→ **Input**:
Segment Open

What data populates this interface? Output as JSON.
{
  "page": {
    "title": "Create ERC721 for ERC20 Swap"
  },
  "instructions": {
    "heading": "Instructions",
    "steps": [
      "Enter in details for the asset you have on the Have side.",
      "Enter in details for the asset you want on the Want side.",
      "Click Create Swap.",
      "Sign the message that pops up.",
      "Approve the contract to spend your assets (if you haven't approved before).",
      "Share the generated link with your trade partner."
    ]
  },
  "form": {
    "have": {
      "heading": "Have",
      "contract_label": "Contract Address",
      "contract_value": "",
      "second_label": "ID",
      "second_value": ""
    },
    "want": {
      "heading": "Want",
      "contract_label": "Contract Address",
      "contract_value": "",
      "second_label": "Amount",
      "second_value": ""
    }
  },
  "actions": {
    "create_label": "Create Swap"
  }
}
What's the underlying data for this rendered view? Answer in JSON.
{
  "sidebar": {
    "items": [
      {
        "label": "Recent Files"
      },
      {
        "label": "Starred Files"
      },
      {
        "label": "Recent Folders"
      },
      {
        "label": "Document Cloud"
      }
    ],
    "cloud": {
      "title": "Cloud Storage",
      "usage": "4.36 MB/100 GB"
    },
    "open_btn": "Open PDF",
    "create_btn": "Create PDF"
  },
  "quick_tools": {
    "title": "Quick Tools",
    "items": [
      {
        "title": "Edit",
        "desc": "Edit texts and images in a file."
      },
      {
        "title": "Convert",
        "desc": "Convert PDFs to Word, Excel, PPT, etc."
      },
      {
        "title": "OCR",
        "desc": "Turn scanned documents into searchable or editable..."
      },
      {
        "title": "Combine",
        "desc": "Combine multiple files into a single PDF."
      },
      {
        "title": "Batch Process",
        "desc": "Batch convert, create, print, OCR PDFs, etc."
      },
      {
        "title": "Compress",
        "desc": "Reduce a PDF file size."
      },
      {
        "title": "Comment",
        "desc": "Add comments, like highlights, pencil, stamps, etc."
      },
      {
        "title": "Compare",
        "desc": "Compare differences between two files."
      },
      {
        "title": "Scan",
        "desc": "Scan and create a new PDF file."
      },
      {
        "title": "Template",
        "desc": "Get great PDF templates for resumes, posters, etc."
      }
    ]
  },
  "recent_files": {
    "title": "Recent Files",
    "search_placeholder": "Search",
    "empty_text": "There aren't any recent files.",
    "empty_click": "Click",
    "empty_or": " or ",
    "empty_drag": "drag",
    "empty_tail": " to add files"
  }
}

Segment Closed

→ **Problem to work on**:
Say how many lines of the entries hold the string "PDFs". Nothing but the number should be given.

→ **Answer below**:
2